*Task item*. Whenever a line in the records below holds the string "image", copy it out.

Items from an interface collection
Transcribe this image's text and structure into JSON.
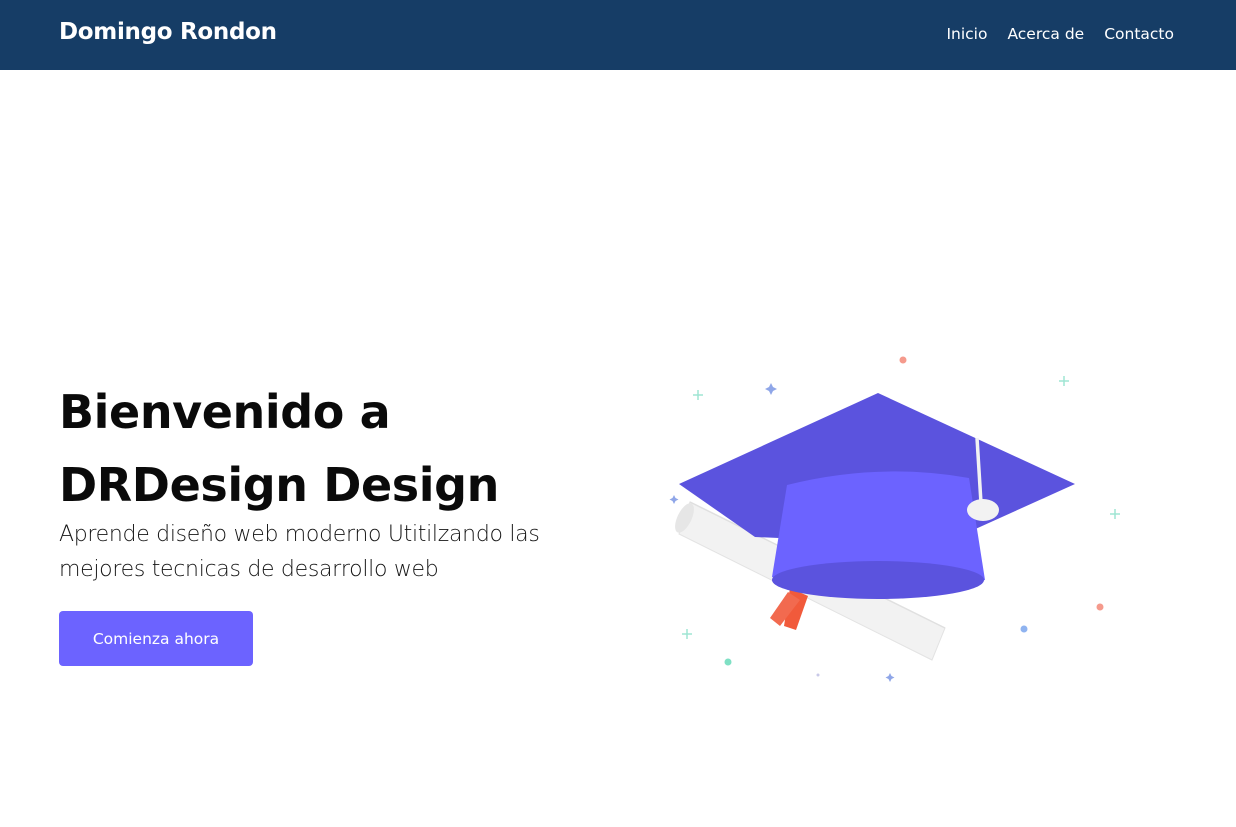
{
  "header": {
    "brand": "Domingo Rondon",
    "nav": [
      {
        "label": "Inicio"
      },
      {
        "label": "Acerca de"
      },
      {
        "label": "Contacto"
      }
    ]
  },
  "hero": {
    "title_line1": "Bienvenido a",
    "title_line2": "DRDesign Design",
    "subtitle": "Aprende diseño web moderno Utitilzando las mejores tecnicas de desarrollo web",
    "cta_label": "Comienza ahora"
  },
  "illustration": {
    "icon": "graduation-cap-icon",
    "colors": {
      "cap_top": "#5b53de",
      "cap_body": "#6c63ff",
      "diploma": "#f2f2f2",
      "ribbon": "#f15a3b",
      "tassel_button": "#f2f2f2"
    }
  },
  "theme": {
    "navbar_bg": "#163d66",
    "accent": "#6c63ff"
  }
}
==
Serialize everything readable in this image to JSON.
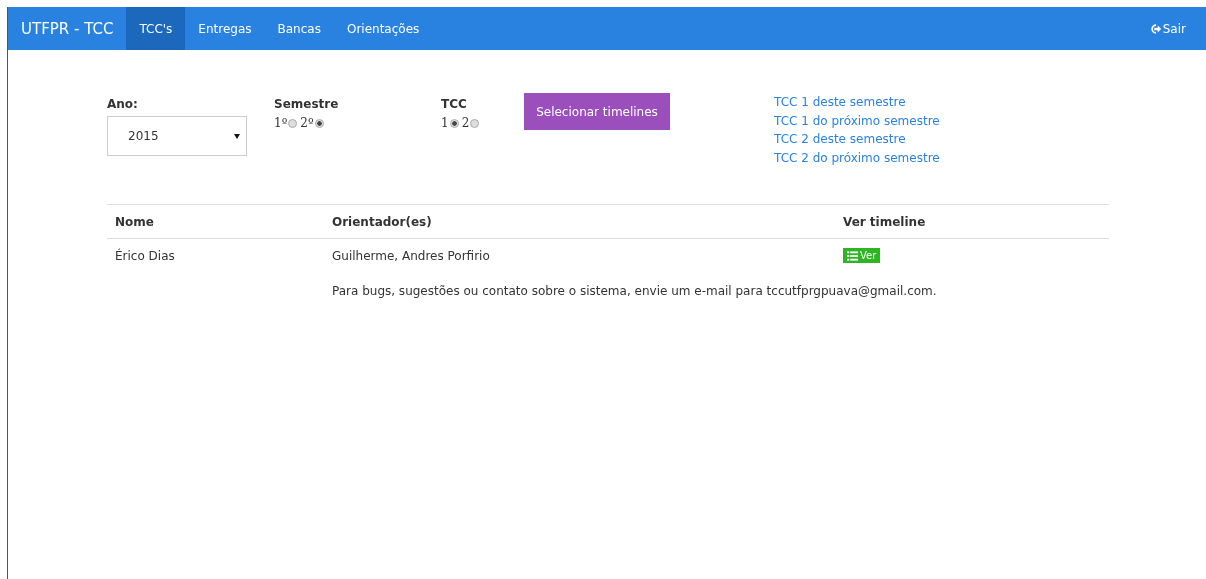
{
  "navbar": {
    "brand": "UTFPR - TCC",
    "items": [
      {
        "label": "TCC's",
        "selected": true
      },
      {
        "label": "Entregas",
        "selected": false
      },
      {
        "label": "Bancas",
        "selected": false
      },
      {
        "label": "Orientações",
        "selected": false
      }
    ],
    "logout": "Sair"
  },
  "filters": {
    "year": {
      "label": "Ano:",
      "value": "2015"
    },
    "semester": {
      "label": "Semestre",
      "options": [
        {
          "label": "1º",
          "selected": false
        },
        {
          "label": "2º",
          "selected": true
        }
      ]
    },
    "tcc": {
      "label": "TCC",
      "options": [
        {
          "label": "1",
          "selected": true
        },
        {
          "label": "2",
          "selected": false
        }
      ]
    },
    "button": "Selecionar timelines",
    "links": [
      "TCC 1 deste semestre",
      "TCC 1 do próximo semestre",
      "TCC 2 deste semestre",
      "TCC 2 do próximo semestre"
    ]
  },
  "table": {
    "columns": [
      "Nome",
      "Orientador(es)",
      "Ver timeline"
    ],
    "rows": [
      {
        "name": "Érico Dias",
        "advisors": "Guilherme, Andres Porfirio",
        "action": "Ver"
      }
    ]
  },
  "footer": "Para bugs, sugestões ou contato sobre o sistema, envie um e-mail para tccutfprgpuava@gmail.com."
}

*Response to the exercise*.
Transcribe this image's text and structure into JSON.
Serialize everything readable in this image to JSON.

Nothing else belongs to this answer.